When I was in Australia over a year ago, Geoff mentioned that a former student and her partner were converting their pool into a fish farm. I didn’t have a lot of time to spare, but told him I had to go. A day or so later I was poking around Vanessa and Justin’s pool, fussing about with my camera and notepad. The resulting article has since become one of the more popular ones on the site.
Perhaps there are a lot of people out there with useless, empty swimming pools? If so, here’s even more encouragement to get busy and do something with it! This family has, apparently, become self-sufficient in food production in record time – just by making clever use of their disused swimming pool.
A taste (excuse the pun) of some of the info available at their site:
The GP combines:
- solar power – harnessing and storing the sun’s energy
- water conservation – using less water and recycling waste water
- poultry farming – raising chickens
- aquaculture – raising tilapia fish
- hydroponic gardening – growing fruits, veggies, & herbs without soil
- organic horticulture – using natural methods to control garden pests
- aquaponics – the symbiotic cultivation of produce and fish in a recirculating hydroponic environment.
- biofiltration – natural water filtration method using biochemistry and duckweed

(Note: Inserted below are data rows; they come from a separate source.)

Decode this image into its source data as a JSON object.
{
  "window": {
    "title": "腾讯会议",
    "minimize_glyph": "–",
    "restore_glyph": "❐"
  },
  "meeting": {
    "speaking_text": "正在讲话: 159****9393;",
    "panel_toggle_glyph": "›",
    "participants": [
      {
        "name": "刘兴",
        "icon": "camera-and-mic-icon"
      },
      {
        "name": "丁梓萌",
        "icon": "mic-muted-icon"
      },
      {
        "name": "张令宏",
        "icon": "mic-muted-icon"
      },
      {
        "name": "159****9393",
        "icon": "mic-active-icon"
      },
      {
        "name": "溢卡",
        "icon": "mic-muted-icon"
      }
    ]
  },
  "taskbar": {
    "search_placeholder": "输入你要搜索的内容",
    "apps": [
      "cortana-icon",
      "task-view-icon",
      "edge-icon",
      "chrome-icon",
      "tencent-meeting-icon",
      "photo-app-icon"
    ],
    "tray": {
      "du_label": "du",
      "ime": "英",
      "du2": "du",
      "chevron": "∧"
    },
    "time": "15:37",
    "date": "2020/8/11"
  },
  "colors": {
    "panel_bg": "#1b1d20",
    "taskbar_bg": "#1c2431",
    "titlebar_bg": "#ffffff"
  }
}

I totally love the idea of a closed loop food production system. Who wouldn’t? My only concern is over the hydroponic aspect – where plants are taking up nutrients too readily, as they’re in water soluble form. You could describe plants as being something of a ‘high tech’ pump. When given the opportunity, they’ll take and take until they can take no more. In the soil, this ‘taking’ is regulated by soil micro-organisms which effectively feed plant roots balanced quantities of the nutrients they require, in slow release, measured quantities. But in water, with no soil or microorganisms present, nutrient intake is not moderated. As I wrote in Soil – Our Financial Institution, excessive soluble nitrogen intake, in particular, can be hazardous to our health – even carcinogenic:
This natural process of micro-organisms feeding plants is significant, and highly complex. Through the work of these creatures a plant receives what we might call a ‘balanced diet’. To illustrate: What do you think a small boy would do if you gave him an enormous bar of chocolate to eat? Chances are good he’d keep eating it until it made him sick (even if half of it is still left on his face!). Children are unable to gauge an appropriate quantity, and will quickly scoff all they can fit in. The result? Even if he doesn’t make himself ill, your child goes on a physical and emotional roller-coaster ride until the refined sugar-induced energy dissipates. A wise parent might instead supply an appropriately sized portion of ’sugar’ in its natural state – bound up with fibrous dry matter in the form of whole fruit.
Modern agri-businesses do similar with their water-soluble fertilisers – they set a ‘meal’ before the plant that can be immediately absorbed by plant roots, essentially by-passing the balanced slow-release feeding by micro-organisms. Just like a child, this affects a plant’s health.
Pesticide residues are not the only problem arising from modern agricultural techniques. Increasingly, nitrate levels in vegetables are causing concern, although most attention so far has been focused on nitrates in water supplies…. About 70% of average daily nitrate intake comes from vegetables, compared with only 20% from drinking water. Nitrates are taken up very readily by crops, and if they are not utilised immediately in the formation of protein, they are stored in the cells in their original form. There is then the risk that when nitrates are ingested or cooked, they convert to nitrites which can potentially combine with amines to form carcinogenic nitrosamines. – Organic Farming, Nicholas Lampkin p.565.
Perhaps an even better way to describe hydroponics than the chocolate bar analogy would be to say that it’s like taking food directly into your veins, in liquefied form via hypodermic needle – bypassing the digestive processes of the stomach. The soil could be likened to the stomach in this sense – it digests and distributes food to plants.
There’s a knock-on impact, or consequence, of this form of feeding. As my Soil article continues to share, plants fed highly soluble nutrients grow fast and look great, but can be chemically imbalanced, and thus unhealthy – and unhealthy plants attract ‘pests’ and disease. Insects and fungal disease are attracted to such plants, particularly since, in addition, the environment they’re grown in tends to be excessively moist and anaerobic. Hydroponic systems often collapse because of this. Cleanliness/sanitation and isolation have been very important in keeping hydroponic systems functional, and newer hydroponic systems have begun to incorporate root sanitising systems utilising ultraviolet light or other.
Early hydroponic operations were devastated by pest problems. White flies, leaf miners, pin worms, nematodes, Cladosporium leaf mold and viruses, as well as root diseases such as Pythium root rot and bacterial wilt, were common. Today, unlike 20 years ago, the drain solution is often sterilized (Runia, 1995). The options are heat treatment, ozone and ultraviolet radiation. – University of Arizona
I’d love to hear thoughts from you guys – particularly aquaponic savvy people who understand the thoughts I’m expressing here. Ideally we’d design such a system as above, but somehow design it so soil and microrganisms can still play their role, and ensure the plants we’re getting from the system are not only inexpensive, plentiful and low-to-no input, but healthy too!